|International Classification||F24H1/10, H05B6/10, H05B6/02|
|Cooperative Classification||F24H1/101, H05B6/108|
|European Classification||H05B6/10S6, F24H1/10B|
|Dec 3, 1982||AS||Assignment|
Owner name: STAL-LAVAL APPARAT AB., A SWEDISH CORP.
Free format text: ASSIGNMENT OF ASSIGNORS INTEREST.;ASSIGNORS:GREIS, INGEMAR;OSTLUND, ARTUR;REEL/FRAME:004065/0886
Effective date: 19820907
|Nov 17, 1983||AS||Assignment|
Owner name: ASEA AB VASTERAS SWEDEN A SWEDISH CORP
Free format text: ASSIGNMENT OF ASSIGNORS INTEREST.;ASSIGNOR:STAL LAVAL APPARAT AB;REEL/FRAME:004191/0169
Effective date: 19831027
|Apr 12, 1988||REMI||Maintenance fee reminder mailed|
|Sep 11, 1988||LAPS||Lapse for failure to pay maintenance fees|

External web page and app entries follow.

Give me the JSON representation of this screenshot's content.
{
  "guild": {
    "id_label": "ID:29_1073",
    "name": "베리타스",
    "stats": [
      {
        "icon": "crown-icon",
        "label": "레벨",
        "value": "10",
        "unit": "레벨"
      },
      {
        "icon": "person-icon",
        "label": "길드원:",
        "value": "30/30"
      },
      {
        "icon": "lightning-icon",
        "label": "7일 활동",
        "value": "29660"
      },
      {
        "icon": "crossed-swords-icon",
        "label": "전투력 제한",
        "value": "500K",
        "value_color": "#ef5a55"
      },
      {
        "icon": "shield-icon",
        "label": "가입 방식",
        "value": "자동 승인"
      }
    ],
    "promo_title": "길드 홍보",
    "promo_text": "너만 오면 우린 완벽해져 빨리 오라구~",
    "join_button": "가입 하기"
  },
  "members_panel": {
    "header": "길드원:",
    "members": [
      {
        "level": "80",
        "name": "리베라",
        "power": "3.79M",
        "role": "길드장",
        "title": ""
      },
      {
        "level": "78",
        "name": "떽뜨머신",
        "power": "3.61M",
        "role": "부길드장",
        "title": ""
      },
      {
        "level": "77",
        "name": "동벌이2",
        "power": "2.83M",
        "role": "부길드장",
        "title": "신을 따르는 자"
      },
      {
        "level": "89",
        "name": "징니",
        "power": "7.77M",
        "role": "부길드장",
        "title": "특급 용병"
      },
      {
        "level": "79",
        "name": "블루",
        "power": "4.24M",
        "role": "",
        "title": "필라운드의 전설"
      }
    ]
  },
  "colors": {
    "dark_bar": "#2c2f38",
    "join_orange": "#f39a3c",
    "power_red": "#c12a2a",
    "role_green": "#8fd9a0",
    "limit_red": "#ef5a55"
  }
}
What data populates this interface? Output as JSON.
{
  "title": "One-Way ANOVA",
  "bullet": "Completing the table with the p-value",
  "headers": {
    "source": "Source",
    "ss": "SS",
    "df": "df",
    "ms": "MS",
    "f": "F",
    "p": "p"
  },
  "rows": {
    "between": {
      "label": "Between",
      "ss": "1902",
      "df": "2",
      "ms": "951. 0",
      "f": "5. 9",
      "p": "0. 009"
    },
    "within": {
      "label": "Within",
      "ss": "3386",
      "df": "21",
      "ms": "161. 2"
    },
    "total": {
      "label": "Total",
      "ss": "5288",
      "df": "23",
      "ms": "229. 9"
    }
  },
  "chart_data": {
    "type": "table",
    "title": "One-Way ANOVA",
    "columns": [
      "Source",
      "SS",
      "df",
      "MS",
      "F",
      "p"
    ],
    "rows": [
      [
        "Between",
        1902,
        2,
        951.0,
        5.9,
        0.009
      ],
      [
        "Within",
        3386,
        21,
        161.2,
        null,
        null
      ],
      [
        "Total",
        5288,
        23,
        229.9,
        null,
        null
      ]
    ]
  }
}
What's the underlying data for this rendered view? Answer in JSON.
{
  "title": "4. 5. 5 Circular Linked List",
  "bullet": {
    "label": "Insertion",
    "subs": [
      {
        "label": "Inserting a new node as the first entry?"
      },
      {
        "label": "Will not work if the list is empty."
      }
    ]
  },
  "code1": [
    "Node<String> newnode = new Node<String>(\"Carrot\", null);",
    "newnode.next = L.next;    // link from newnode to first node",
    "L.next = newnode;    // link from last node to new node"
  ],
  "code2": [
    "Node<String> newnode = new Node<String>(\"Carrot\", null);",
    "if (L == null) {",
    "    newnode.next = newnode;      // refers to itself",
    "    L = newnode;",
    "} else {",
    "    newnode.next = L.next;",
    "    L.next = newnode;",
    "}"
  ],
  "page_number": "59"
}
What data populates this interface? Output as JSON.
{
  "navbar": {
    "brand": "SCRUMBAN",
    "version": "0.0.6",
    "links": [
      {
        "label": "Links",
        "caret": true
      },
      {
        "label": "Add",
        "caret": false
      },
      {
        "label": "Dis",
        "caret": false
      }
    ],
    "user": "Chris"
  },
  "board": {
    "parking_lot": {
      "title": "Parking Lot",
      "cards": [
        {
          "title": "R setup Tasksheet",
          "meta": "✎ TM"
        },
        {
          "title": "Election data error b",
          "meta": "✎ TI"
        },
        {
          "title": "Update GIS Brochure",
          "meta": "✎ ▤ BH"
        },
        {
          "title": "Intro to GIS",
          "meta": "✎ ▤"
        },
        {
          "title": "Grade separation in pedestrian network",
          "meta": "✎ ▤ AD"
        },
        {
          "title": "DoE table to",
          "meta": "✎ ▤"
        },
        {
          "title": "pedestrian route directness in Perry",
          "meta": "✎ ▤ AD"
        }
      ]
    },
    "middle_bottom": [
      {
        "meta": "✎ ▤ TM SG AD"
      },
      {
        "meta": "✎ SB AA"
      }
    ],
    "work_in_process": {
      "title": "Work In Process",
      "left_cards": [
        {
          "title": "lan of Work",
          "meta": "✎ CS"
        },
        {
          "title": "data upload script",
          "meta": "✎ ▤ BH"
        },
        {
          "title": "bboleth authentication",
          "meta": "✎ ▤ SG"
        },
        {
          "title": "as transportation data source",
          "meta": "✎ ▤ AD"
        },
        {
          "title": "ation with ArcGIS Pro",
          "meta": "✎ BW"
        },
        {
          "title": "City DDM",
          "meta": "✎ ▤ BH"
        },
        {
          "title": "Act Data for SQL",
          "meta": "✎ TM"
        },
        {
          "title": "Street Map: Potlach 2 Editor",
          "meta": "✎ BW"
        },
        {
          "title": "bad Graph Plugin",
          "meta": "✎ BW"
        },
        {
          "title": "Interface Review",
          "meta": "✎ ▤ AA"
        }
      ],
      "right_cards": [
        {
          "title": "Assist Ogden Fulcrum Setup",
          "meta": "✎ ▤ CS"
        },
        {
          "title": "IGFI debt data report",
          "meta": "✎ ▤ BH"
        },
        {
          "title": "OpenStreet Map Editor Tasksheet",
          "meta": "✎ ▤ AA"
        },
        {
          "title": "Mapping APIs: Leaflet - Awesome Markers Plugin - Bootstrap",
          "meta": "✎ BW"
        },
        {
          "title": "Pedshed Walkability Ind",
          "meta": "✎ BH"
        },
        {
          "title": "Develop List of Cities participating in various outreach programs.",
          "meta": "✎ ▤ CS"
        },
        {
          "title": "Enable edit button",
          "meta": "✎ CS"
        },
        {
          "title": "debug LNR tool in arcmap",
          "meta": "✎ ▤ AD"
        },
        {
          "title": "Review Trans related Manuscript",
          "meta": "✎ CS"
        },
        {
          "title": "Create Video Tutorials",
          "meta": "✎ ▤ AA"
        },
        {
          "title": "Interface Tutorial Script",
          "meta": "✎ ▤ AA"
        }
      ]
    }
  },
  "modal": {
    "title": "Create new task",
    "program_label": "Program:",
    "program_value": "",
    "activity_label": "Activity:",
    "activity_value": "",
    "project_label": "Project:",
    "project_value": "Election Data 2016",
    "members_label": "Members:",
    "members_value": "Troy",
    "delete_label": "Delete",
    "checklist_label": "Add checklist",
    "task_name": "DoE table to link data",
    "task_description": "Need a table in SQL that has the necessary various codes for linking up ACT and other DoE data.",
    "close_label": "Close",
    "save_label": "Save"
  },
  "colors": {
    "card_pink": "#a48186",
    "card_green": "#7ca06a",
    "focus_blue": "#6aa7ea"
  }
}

|Nov 29, 1988||FP||Expired due to failure to pay maintenance fee|
Effective date: 19880911